Philosophy, Film, Politics, Etc.

Monday, August 1, 2011

The Consequence Argument

I recently wrote about the consequence argument and suggested that it might involve a notion of power which we don't necessarily need in order to have an influence over the future. I just came up with a much better response to the argument, however, which does not require any fussing over the word "power."

The consequence argument is as follows: If we have no power over X, and X completely determines Y, then we have no power over Y. Since we have no power over the past or over the laws of nature, and the past and the laws of nature together completely determine the future, then we have no power over the future. Thus, free will and determinism are incompatible.

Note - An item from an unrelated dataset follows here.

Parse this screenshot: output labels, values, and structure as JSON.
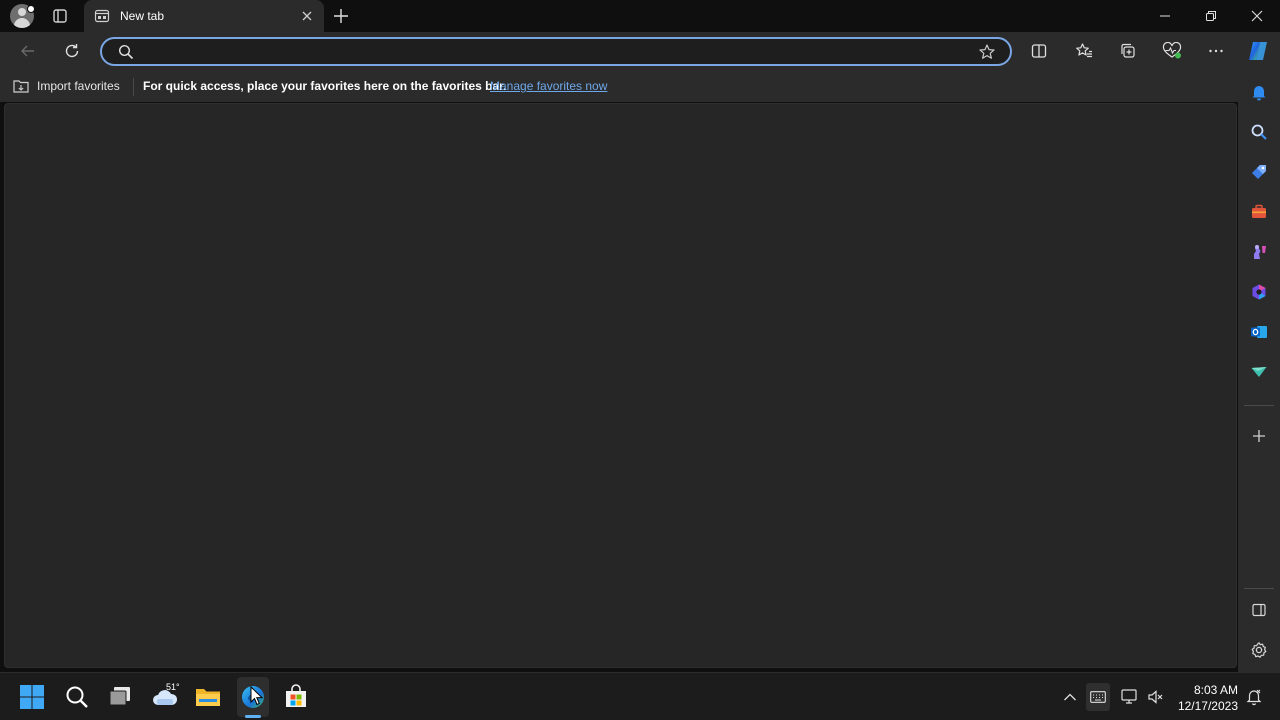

The problem with the argument seems to be that it regards agents as existing outside of the causal nexus comprising the past and the laws of nature. If we think of ourselves as part of the past and the laws of nature, and we accept that the past and the laws of nature determine the future, then we are part of what determines the future. To the extent that we are part of what determines the future, we have power over the future. This looks pretty obvious.

The problem is the desire to situate ourselves entirely in the present, as if there was a decisive break between the past and our present moment of reflection. On the one hand, when we reflect on ourselves as rational agents, we are reflecting on the past as well as the present. We might thus put it this way: The past and the laws of nature determine the future via the present. Therefore, what exists in the present determines the future.